> WHAT TO WORK ON: Return all of the records exactly.

> EXTRACTED DATA:
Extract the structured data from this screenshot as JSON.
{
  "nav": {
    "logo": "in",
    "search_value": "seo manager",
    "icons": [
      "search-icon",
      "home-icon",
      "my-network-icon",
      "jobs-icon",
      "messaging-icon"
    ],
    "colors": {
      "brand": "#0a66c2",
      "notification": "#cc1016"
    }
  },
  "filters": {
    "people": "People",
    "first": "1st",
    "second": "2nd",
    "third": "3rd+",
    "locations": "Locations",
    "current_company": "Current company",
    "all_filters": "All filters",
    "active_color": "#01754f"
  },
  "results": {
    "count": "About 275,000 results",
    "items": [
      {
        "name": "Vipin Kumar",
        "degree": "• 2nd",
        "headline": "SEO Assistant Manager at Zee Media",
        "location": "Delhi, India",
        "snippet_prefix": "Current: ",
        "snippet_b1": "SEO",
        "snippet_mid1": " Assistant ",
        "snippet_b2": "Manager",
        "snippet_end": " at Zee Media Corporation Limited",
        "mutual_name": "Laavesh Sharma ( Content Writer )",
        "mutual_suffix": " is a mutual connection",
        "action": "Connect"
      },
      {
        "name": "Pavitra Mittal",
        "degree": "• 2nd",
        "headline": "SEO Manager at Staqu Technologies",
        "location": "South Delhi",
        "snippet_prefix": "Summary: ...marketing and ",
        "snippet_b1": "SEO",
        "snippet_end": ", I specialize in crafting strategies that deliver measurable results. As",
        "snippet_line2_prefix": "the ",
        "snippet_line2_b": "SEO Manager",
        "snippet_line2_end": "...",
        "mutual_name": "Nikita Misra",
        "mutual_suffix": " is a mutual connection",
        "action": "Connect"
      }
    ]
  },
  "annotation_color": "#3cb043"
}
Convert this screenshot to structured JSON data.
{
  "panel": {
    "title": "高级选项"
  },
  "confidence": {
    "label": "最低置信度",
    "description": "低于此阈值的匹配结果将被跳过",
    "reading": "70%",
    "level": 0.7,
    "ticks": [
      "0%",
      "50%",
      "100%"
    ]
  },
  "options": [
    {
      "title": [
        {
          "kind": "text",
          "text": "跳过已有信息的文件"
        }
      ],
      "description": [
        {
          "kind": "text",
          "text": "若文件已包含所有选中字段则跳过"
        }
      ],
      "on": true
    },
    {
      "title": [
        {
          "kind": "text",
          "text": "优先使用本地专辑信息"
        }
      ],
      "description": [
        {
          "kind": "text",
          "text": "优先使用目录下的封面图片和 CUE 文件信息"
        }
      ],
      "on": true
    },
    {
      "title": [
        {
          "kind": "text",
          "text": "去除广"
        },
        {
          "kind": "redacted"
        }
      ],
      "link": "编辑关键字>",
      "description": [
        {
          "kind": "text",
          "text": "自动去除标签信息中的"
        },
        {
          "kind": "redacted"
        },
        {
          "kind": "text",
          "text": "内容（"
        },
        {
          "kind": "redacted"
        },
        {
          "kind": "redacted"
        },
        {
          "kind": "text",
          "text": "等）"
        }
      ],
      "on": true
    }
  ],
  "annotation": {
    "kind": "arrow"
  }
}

> EXERCISE OUTPUT:
Extract the structured data from this screenshot as JSON.
{
  "nav": {
    "logo": "in",
    "search_value": "seo manager",
    "icons": [
      "search-icon",
      "home-icon",
      "my-network-icon",
      "jobs-icon",
      "messaging-icon"
    ],
    "colors": {
      "brand": "#0a66c2",
      "notification": "#cc1016"
    }
  },
  "filters": {
    "people": "People",
    "first": "1st",
    "second": "2nd",
    "third": "3rd+",
    "locations": "Locations",
    "current_company": "Current company",
    "all_filters": "All filters",
    "active_color": "#01754f"
  },
  "results": {
    "count": "About 275,000 results",
    "items": [
      {
        "name": "Vipin Kumar",
        "degree": "• 2nd",
        "headline": "SEO Assistant Manager at Zee Media",
        "location": "Delhi, India",
        "snippet_prefix": "Current: ",
        "snippet_b1": "SEO",
        "snippet_mid1": " Assistant ",
        "snippet_b2": "Manager",
        "snippet_end": " at Zee Media Corporation Limited",
        "mutual_name": "Laavesh Sharma ( Content Writer )",
        "mutual_suffix": " is a mutual connection",
        "action": "Connect"
      },
      {
        "name": "Pavitra Mittal",
        "degree": "• 2nd",
        "headline": "SEO Manager at Staqu Technologies",
        "location": "South Delhi",
        "snippet_prefix": "Summary: ...marketing and ",
        "snippet_b1": "SEO",
        "snippet_end": ", I specialize in crafting strategies that deliver measurable results. As",
        "snippet_line2_prefix": "the ",
        "snippet_line2_b": "SEO Manager",
        "snippet_line2_end": "...",
        "mutual_name": "Nikita Misra",
        "mutual_suffix": " is a mutual connection",
        "action": "Connect"
      }
    ]
  },
  "annotation_color": "#3cb043"
}
Convert this screenshot to structured JSON data.
{
  "panel": {
    "title": "高级选项"
  },
  "confidence": {
    "label": "最低置信度",
    "description": "低于此阈值的匹配结果将被跳过",
    "reading": "70%",
    "level": 0.7,
    "ticks": [
      "0%",
      "50%",
      "100%"
    ]
  },
  "options": [
    {
      "title": [
        {
          "kind": "text",
          "text": "跳过已有信息的文件"
        }
      ],
      "description": [
        {
          "kind": "text",
          "text": "若文件已包含所有选中字段则跳过"
        }
      ],
      "on": true
    },
    {
      "title": [
        {
          "kind": "text",
          "text": "优先使用本地专辑信息"
        }
      ],
      "description": [
        {
          "kind": "text",
          "text": "优先使用目录下的封面图片和 CUE 文件信息"
        }
      ],
      "on": true
    },
    {
      "title": [
        {
          "kind": "text",
          "text": "去除广"
        },
        {
          "kind": "redacted"
        }
      ],
      "link": "编辑关键字>",
      "description": [
        {
          "kind": "text",
          "text": "自动去除标签信息中的"
        },
        {
          "kind": "redacted"
        },
        {
          "kind": "text",
          "text": "内容（"
        },
        {
          "kind": "redacted"
        },
        {
          "kind": "redacted"
        },
        {
          "kind": "text",
          "text": "等）"
        }
      ],
      "on": true
    }
  ],
  "annotation": {
    "kind": "arrow"
  }
}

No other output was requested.